■ BRIEF ■
All lines in the material containing the word "Mark" need to be copied.
────────────────────────────────────────
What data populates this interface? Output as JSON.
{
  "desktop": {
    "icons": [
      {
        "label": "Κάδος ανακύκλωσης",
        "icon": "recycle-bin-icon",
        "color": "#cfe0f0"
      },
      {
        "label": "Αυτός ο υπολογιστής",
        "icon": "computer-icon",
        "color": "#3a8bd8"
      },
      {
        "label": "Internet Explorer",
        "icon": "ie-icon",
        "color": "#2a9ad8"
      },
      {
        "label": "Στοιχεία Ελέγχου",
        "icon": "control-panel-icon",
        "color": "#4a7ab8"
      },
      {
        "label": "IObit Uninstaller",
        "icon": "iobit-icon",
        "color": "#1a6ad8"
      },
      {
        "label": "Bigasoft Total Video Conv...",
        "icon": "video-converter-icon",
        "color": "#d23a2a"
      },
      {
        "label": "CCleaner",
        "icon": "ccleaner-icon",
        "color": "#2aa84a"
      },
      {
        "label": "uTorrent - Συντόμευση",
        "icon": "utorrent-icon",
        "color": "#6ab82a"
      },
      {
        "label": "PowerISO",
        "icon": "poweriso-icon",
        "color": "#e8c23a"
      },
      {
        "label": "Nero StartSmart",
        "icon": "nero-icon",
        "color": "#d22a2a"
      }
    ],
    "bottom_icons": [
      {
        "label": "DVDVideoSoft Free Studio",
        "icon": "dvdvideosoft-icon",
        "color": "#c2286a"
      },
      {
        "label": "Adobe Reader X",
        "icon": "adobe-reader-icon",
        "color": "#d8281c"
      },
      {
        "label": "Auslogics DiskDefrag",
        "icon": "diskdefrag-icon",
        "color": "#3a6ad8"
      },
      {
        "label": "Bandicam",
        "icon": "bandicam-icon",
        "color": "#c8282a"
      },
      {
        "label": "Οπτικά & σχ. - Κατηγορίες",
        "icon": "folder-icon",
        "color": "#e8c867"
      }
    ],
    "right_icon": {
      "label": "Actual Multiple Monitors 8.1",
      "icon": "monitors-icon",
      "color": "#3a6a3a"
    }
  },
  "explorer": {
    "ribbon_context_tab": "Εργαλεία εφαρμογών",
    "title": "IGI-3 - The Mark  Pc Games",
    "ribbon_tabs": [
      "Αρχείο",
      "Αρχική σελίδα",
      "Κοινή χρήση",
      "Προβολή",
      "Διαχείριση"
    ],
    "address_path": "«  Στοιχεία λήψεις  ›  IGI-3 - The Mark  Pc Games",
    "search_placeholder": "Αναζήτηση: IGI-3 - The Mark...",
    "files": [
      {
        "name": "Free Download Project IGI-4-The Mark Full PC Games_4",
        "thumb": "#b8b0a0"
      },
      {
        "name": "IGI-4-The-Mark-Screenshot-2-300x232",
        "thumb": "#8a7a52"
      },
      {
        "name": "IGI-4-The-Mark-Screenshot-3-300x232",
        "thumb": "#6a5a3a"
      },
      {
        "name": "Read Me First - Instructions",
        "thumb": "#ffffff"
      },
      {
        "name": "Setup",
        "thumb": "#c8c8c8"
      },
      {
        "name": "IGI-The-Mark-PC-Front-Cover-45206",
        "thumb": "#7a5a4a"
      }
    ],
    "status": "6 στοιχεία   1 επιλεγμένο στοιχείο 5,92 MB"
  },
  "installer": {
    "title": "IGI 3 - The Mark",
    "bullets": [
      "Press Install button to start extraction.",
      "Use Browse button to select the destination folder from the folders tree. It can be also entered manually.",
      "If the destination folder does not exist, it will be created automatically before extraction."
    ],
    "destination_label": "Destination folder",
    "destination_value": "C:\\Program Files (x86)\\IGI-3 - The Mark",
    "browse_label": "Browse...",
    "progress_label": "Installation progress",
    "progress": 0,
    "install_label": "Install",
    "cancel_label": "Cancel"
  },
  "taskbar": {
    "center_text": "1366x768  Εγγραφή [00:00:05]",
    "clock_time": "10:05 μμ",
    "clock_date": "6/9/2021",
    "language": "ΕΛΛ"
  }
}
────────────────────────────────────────
■ TASK RESPONSE ■
    "title": "IGI-3 - The Mark  Pc Games",
    "address_path": "«  Στοιχεία λήψεις  ›  IGI-3 - The Mark  Pc Games",
    "search_placeholder": "Αναζήτηση: IGI-3 - The Mark...",
        "name": "Free Download Project IGI-4-The Mark Full PC Games_4",
        "name": "IGI-4-The-Mark-Screenshot-2-300x232",
        "name": "IGI-4-The-Mark-Screenshot-3-300x232",
        "name": "IGI-The-Mark-PC-Front-Cover-45206",
    "title": "IGI 3 - The Mark",
    "destination_value": "C:\\Program Files (x86)\\IGI-3 - The Mark",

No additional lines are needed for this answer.